Users who enjoy a streamer’s content can choose to spend $5 to $25 per month via Subscriptions to show monetary support. In addition, they are recognized, get exclusive benefits from Twitch and the streamer, and in many cases, become a part of that streamer’s community.
One of my first projects was to redesign the long-standing Subscription Management page, where users go to view and manage their subscriptions. I took this opportunity to build out a solution that scales across the platform and accommodates future iterations.
User Experience Design Interaction Design Product Management
Before and After
These are some of the improvements that we made to our old design:
- Density: Better use of space and surface relevant streamer data.

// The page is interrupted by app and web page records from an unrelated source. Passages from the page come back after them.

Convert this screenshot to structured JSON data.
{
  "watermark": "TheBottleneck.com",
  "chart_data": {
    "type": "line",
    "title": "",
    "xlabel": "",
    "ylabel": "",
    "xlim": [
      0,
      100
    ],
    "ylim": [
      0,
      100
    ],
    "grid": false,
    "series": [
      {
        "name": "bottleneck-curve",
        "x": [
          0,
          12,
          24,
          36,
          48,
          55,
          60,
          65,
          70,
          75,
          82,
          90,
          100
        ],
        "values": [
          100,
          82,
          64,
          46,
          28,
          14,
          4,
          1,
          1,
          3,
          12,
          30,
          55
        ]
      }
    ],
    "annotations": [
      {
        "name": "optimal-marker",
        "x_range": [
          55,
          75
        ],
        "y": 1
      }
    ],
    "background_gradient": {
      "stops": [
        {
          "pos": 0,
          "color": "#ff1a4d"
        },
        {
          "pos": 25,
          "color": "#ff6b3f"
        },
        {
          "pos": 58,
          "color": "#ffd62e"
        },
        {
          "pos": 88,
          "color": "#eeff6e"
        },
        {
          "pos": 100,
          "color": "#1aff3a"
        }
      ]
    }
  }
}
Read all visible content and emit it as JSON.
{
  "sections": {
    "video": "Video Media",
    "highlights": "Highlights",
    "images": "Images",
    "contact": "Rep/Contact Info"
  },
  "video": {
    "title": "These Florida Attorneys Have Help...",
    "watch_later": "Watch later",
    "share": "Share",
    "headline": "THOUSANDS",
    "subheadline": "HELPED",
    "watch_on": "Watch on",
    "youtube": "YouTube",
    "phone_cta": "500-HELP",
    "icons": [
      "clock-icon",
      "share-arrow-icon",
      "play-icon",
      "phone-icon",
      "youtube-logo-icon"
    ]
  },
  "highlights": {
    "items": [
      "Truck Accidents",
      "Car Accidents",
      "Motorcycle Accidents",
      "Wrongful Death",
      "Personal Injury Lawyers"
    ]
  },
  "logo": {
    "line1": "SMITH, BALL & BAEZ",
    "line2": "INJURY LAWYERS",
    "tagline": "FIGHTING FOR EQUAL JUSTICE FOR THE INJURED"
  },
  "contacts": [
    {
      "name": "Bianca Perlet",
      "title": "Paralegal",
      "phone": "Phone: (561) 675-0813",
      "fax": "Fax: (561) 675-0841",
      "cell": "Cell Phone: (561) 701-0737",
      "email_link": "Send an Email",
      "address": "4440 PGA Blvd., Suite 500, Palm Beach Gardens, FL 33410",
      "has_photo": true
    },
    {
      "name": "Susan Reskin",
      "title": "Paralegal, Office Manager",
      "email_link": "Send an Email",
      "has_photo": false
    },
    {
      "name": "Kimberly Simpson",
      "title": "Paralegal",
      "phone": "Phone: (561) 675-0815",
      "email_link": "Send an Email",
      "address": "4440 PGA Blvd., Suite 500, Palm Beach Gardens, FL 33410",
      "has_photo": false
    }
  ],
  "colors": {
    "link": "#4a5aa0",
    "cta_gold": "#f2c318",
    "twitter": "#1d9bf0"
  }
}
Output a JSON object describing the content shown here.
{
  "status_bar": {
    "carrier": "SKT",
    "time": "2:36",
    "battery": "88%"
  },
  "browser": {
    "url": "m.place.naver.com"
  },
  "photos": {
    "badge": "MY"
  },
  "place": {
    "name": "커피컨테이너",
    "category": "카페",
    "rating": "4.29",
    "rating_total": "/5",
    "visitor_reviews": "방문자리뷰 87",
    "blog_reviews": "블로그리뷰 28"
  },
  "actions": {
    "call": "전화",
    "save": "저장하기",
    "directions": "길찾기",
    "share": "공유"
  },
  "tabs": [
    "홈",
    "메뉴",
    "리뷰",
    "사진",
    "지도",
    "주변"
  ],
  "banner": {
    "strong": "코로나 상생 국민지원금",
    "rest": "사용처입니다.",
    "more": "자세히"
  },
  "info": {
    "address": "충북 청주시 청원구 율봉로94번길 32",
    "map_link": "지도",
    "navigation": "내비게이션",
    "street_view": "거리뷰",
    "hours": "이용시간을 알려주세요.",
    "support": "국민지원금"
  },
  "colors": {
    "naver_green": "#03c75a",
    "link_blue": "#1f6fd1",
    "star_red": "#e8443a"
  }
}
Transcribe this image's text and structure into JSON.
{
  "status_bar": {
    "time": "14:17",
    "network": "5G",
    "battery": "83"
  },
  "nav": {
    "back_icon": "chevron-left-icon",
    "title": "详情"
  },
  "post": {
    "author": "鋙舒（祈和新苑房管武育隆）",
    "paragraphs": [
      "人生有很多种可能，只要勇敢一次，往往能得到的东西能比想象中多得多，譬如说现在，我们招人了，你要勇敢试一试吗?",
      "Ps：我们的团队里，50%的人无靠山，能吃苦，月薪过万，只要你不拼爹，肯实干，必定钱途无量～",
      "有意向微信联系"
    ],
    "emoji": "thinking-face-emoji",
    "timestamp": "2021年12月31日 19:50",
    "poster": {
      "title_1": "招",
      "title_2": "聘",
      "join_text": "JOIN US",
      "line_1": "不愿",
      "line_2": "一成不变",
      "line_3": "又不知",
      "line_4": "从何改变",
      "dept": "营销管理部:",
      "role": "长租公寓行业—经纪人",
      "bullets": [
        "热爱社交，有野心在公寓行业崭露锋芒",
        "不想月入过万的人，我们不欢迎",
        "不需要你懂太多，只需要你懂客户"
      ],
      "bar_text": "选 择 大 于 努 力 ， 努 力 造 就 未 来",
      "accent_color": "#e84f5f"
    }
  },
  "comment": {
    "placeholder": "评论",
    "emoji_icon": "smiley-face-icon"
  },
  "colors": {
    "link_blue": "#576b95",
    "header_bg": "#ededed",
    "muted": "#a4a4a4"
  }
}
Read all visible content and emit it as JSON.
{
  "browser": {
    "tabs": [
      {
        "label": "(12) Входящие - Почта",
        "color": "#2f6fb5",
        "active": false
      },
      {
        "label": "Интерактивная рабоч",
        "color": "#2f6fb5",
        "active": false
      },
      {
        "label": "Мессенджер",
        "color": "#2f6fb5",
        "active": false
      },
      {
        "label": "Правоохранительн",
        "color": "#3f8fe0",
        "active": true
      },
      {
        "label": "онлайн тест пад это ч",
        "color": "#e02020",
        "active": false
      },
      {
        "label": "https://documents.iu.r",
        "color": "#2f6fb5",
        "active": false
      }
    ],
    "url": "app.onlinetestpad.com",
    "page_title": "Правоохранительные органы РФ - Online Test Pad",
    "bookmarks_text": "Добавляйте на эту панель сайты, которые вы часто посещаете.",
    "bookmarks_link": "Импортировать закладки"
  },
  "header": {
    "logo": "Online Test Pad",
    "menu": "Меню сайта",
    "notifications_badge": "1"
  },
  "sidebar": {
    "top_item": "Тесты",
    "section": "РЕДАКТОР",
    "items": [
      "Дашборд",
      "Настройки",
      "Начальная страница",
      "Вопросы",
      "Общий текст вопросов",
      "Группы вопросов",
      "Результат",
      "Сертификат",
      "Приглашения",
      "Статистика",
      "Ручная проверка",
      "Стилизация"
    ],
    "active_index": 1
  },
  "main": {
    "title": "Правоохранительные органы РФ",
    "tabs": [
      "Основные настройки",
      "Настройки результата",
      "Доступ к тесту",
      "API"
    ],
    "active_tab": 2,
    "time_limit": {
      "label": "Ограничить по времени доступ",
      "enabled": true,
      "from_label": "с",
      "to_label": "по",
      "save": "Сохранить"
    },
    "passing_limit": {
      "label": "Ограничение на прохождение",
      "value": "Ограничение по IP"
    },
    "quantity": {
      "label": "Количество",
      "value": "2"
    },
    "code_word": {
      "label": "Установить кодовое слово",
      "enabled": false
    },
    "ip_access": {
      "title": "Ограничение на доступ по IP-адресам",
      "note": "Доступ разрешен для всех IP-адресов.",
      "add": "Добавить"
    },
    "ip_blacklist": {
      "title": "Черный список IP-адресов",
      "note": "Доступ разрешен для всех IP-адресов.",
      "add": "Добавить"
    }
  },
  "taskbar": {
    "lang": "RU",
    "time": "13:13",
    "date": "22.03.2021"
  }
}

- Readability: Optimized for the most common numbers of subs per user.
- Consistency: Componentized to scale across Twitch.
The main challenge was that engineering resources were scarce for this project. This forced me to think create designs systematically so that we could create a great experience for MVP. The initial prompt was to simply give this page a “refresh”, but I saw an opportunity to make tangible improvements
How did we get there?
This is the only place on Twitch where users can see all of their subscriptions in one place. It is also the only place where users cancel their subscriptions, so create a clear flow to ensure users have full control was paramount.
Prior to designing, there were 3 sources of insights to triangulate:
- Qualitative Data: What do users understand about this page?
- Quantitative Data: How do people actually use this page?
- Vision: What user actions do we want to encourage?
We were able to derive core use cases by speaking to users of various levels of Twitch expertise and observing usage patterns. Looking at common use cases allowed us to better prioritize UI elements and information presentment.
A key data point was to understand the “number of subscriptions per user” and more importantly, its distrubtion. That would help inform what are the common cases and break-points we would account for in each category and also the global maximum (making sure the experience doesn’t break for the people who have 1000+ subs).
When designing, It’s not only important to be solving user problems but also look ahead to predict what users want out of a feature or page. I saw potential in this page not only manage your subs but to manage your sub status on Twitch (all of your sub badges, gift badges, bits badges, etc.).
The cards were designed so that users could easily identify the streamer's brand and collect them like inventory. They are designed with a sense of rhythm so that in a crowd, they could be easily skimmed through, but they can still stand out as unique individuals.
Key information is highlighted such as Sub Tier, Sub Badge, Renewal/Expiry Date, etc. Aside from accounting for variants like different Subscription types, we also created these components to work for different languages and text overflow.